=== Assignment ===
Go through the lines below and copy each one that holds the string "date".

=== Exercise data ===
---

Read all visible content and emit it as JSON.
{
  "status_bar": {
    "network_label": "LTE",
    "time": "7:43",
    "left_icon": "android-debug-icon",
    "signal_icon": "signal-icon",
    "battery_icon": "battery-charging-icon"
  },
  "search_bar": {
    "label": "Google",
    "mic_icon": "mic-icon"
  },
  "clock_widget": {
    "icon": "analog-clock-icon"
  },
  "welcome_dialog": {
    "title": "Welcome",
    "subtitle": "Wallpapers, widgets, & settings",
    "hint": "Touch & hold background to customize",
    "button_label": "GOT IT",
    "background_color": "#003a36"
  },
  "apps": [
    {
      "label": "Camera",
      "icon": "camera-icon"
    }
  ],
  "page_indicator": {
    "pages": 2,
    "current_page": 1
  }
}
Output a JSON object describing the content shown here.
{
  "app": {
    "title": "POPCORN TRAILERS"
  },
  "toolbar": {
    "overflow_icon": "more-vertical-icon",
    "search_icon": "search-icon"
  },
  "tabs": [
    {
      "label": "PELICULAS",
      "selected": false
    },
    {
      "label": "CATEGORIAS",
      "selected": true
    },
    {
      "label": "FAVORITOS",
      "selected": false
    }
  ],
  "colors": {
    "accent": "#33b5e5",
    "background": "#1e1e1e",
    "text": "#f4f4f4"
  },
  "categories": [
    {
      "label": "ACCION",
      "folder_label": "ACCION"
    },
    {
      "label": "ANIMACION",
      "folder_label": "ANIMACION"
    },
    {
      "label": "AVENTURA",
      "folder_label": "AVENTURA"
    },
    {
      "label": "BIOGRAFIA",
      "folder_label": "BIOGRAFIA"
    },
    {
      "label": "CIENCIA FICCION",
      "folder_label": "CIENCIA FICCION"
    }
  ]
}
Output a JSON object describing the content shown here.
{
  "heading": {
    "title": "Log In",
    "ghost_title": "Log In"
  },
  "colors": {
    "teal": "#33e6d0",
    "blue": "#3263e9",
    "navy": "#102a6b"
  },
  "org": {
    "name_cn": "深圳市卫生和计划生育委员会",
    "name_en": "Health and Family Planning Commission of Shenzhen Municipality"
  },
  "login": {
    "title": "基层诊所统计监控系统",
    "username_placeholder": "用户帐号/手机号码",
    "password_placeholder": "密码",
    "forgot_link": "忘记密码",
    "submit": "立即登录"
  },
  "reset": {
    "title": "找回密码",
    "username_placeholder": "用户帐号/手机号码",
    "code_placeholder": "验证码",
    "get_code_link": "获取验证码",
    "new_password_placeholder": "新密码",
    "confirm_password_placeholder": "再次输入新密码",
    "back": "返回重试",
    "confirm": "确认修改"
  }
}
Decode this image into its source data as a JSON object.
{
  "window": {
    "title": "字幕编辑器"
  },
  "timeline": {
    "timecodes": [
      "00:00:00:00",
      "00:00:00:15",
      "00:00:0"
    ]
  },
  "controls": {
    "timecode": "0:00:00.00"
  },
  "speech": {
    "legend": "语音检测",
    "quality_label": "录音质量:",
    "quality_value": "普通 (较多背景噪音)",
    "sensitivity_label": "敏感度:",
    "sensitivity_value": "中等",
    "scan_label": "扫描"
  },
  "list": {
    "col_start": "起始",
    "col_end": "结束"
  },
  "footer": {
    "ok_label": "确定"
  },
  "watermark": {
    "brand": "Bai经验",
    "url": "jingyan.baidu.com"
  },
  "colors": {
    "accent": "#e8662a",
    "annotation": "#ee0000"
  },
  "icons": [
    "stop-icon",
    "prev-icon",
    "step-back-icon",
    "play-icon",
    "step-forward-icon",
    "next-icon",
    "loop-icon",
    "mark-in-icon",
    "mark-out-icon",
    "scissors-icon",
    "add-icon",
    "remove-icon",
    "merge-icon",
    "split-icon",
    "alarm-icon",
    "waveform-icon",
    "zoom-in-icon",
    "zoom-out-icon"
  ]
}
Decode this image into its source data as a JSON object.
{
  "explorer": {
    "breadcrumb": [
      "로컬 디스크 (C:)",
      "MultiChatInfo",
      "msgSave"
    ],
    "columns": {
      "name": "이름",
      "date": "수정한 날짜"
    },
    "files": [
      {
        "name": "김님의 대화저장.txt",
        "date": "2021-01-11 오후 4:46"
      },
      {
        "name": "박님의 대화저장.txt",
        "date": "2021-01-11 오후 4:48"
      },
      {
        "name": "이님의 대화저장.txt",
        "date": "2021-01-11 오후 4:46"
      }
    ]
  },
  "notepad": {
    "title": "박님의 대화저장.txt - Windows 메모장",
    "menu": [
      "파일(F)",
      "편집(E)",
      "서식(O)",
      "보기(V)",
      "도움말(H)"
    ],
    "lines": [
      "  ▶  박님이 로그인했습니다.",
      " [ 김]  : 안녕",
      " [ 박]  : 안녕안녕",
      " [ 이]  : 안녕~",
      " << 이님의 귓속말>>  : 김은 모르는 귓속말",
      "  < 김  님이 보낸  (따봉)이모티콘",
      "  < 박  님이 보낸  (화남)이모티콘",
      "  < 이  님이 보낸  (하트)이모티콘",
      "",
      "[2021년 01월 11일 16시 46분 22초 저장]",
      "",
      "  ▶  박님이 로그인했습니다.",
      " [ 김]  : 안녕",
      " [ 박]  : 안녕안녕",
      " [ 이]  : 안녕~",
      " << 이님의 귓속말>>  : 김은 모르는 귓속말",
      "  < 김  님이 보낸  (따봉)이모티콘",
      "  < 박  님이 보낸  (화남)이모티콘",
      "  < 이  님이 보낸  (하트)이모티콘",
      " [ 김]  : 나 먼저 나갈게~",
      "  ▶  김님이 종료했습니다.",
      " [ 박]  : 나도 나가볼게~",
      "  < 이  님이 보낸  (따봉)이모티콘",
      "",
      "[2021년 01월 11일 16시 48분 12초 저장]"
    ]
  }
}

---

=== Response to the exercise ===
      "date": "수정한 날짜"
        "date": "2021-01-11 오후 4:46"
        "date": "2021-01-11 오후 4:48"
        "date": "2021-01-11 오후 4:46"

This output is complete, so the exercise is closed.